◆ Supplied entries ◆
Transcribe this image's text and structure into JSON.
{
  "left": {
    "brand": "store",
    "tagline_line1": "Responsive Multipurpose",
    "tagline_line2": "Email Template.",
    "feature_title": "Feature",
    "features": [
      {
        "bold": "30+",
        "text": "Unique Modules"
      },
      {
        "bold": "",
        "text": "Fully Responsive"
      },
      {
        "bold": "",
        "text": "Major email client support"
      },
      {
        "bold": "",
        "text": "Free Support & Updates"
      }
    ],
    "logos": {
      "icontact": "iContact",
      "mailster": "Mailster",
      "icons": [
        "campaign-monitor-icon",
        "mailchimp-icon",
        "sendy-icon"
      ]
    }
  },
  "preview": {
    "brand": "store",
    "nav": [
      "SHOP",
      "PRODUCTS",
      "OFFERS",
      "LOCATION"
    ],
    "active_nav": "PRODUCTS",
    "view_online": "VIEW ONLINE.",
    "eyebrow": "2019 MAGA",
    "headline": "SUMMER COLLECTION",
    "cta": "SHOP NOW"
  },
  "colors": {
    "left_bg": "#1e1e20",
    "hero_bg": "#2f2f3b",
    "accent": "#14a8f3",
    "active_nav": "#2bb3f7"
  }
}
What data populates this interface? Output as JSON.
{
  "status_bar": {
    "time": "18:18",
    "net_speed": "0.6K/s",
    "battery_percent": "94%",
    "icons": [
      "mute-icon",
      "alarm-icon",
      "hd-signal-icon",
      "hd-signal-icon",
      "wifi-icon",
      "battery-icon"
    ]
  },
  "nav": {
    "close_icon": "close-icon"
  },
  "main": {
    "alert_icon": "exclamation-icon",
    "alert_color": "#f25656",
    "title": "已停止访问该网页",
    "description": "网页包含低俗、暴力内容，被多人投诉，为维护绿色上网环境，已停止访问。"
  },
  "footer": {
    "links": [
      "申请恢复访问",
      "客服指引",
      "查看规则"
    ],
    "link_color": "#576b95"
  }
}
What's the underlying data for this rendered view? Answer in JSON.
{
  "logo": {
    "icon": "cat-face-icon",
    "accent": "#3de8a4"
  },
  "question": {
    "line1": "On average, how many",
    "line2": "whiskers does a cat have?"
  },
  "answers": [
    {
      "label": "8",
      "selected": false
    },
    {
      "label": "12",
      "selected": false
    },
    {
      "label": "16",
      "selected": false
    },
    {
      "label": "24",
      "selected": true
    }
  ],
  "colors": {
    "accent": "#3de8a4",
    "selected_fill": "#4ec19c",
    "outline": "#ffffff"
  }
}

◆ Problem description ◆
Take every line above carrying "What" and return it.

◆ Final answer ◆
What data populates this interface? Output as JSON.
What's the underlying data for this rendered view? Answer in JSON.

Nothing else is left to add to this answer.